▶ _TASK GOAL_: Read the data below. Every line holding the string "北京邮政速递万丰路区域分公司金顶街营投部" must be copied.

▶ _Stored data_:
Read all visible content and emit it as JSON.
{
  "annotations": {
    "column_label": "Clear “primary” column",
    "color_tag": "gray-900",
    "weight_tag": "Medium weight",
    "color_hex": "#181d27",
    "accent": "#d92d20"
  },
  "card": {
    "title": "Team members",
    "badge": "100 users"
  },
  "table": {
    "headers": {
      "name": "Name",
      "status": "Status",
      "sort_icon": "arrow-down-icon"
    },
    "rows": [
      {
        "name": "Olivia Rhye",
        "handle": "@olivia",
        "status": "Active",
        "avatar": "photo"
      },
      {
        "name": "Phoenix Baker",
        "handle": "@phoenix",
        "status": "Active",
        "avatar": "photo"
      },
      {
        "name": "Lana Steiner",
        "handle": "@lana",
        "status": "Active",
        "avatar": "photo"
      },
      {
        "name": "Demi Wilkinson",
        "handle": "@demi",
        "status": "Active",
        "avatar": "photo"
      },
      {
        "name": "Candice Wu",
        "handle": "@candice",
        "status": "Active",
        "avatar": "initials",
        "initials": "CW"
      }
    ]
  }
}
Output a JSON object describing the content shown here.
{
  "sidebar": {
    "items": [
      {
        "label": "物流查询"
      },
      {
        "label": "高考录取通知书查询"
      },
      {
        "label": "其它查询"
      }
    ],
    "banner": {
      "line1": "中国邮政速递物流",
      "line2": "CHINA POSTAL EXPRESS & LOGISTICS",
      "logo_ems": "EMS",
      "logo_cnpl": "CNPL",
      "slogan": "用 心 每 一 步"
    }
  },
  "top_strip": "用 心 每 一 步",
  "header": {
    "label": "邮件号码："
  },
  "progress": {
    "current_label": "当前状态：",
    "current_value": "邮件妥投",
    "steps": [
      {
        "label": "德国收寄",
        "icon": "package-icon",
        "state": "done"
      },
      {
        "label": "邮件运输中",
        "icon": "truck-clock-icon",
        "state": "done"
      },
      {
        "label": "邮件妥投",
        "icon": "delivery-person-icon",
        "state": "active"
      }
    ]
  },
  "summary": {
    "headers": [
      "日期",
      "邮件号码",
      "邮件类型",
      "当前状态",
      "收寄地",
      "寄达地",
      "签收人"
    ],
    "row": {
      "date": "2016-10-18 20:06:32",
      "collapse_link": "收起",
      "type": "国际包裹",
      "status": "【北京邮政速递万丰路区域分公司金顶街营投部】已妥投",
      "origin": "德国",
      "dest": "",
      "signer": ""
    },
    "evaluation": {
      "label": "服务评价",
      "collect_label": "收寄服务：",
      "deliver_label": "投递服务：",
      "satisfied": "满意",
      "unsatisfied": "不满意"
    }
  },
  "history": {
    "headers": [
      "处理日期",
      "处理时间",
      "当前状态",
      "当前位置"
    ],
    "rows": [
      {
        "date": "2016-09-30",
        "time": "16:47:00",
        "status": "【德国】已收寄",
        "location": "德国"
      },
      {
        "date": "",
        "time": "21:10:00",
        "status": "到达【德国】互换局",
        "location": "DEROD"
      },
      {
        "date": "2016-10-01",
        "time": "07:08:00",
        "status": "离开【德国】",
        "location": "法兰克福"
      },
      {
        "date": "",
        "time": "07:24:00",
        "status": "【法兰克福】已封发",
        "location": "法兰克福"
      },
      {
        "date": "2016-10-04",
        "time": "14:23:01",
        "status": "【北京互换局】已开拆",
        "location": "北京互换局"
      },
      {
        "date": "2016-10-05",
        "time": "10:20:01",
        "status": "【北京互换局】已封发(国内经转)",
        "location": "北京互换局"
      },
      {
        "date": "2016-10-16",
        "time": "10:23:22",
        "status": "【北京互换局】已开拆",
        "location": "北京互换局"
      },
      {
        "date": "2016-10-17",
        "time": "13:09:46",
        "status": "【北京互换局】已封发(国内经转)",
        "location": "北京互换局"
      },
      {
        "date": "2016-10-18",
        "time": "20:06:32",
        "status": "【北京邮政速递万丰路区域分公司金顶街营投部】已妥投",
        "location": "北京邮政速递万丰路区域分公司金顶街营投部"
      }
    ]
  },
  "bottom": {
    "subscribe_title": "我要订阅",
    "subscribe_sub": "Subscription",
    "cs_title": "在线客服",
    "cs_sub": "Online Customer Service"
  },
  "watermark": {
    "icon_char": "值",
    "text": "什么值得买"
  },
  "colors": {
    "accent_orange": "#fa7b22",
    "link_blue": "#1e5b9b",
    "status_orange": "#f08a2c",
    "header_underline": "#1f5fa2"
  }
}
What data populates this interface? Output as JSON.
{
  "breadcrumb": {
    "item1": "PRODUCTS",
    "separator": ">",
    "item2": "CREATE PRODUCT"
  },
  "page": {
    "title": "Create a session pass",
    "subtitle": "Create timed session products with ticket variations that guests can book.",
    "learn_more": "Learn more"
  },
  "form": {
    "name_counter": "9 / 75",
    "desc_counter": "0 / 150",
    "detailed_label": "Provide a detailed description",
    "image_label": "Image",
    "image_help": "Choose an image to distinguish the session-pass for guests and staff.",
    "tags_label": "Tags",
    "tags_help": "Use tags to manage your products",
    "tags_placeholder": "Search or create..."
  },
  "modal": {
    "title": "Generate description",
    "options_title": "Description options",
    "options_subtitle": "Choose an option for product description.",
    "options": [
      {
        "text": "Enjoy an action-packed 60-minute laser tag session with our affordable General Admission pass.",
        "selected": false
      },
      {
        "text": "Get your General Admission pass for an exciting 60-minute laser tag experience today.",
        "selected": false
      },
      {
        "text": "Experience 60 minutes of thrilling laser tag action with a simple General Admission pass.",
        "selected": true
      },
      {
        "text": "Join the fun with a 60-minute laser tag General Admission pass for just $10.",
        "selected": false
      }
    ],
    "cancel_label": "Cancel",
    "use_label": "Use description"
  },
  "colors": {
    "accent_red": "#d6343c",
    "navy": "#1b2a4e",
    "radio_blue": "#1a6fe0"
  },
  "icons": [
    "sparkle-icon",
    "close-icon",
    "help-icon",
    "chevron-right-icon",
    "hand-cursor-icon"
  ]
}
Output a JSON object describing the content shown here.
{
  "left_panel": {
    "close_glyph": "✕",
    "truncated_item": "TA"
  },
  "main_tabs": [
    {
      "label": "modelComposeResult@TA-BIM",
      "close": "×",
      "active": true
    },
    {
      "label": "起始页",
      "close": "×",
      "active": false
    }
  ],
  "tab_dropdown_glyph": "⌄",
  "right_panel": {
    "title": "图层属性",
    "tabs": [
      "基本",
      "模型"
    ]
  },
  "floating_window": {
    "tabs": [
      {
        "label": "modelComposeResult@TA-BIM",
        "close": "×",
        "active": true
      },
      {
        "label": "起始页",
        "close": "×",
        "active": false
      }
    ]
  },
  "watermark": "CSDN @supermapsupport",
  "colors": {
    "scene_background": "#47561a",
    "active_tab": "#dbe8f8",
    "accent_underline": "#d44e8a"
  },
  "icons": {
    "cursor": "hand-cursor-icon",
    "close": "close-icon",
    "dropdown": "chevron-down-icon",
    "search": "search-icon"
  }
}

▶ _SOLUTION TO THIS PROBLEM_:
      "status": "【北京邮政速递万丰路区域分公司金顶街营投部】已妥投",
        "status": "【北京邮政速递万丰路区域分公司金顶街营投部】已妥投",
        "location": "北京邮政速递万丰路区域分公司金顶街营投部"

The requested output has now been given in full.